Exercise directions:
Word for word, the listing below should be printed again.

========

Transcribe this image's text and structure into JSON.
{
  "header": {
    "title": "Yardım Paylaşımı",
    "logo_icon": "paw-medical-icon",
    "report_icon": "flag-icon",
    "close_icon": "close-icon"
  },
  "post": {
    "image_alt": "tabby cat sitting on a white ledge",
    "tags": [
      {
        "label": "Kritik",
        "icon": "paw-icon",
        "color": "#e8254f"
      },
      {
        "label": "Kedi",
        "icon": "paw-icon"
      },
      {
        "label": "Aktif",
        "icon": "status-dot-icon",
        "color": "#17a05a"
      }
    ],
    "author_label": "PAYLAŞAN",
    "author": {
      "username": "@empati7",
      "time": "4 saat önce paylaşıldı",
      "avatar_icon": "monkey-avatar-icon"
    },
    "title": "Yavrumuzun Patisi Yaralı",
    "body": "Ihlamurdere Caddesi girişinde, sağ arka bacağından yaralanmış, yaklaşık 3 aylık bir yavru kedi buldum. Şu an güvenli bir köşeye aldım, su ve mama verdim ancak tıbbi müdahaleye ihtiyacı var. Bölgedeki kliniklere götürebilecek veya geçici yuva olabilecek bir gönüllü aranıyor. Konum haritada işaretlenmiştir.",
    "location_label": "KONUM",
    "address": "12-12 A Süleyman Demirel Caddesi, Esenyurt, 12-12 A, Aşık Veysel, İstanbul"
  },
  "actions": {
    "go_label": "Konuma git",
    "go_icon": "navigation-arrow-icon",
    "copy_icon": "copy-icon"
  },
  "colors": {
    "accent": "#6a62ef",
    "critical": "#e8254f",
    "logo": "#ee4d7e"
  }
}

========

Answer:
Transcribe this image's text and structure into JSON.
{
  "header": {
    "title": "Yardım Paylaşımı",
    "logo_icon": "paw-medical-icon",
    "report_icon": "flag-icon",
    "close_icon": "close-icon"
  },
  "post": {
    "image_alt": "tabby cat sitting on a white ledge",
    "tags": [
      {
        "label": "Kritik",
        "icon": "paw-icon",
        "color": "#e8254f"
      },
      {
        "label": "Kedi",
        "icon": "paw-icon"
      },
      {
        "label": "Aktif",
        "icon": "status-dot-icon",
        "color": "#17a05a"
      }
    ],
    "author_label": "PAYLAŞAN",
    "author": {
      "username": "@empati7",
      "time": "4 saat önce paylaşıldı",
      "avatar_icon": "monkey-avatar-icon"
    },
    "title": "Yavrumuzun Patisi Yaralı",
    "body": "Ihlamurdere Caddesi girişinde, sağ arka bacağından yaralanmış, yaklaşık 3 aylık bir yavru kedi buldum. Şu an güvenli bir köşeye aldım, su ve mama verdim ancak tıbbi müdahaleye ihtiyacı var. Bölgedeki kliniklere götürebilecek veya geçici yuva olabilecek bir gönüllü aranıyor. Konum haritada işaretlenmiştir.",
    "location_label": "KONUM",
    "address": "12-12 A Süleyman Demirel Caddesi, Esenyurt, 12-12 A, Aşık Veysel, İstanbul"
  },
  "actions": {
    "go_label": "Konuma git",
    "go_icon": "navigation-arrow-icon",
    "copy_icon": "copy-icon"
  },
  "colors": {
    "accent": "#6a62ef",
    "critical": "#e8254f",
    "logo": "#ee4d7e"
  }
}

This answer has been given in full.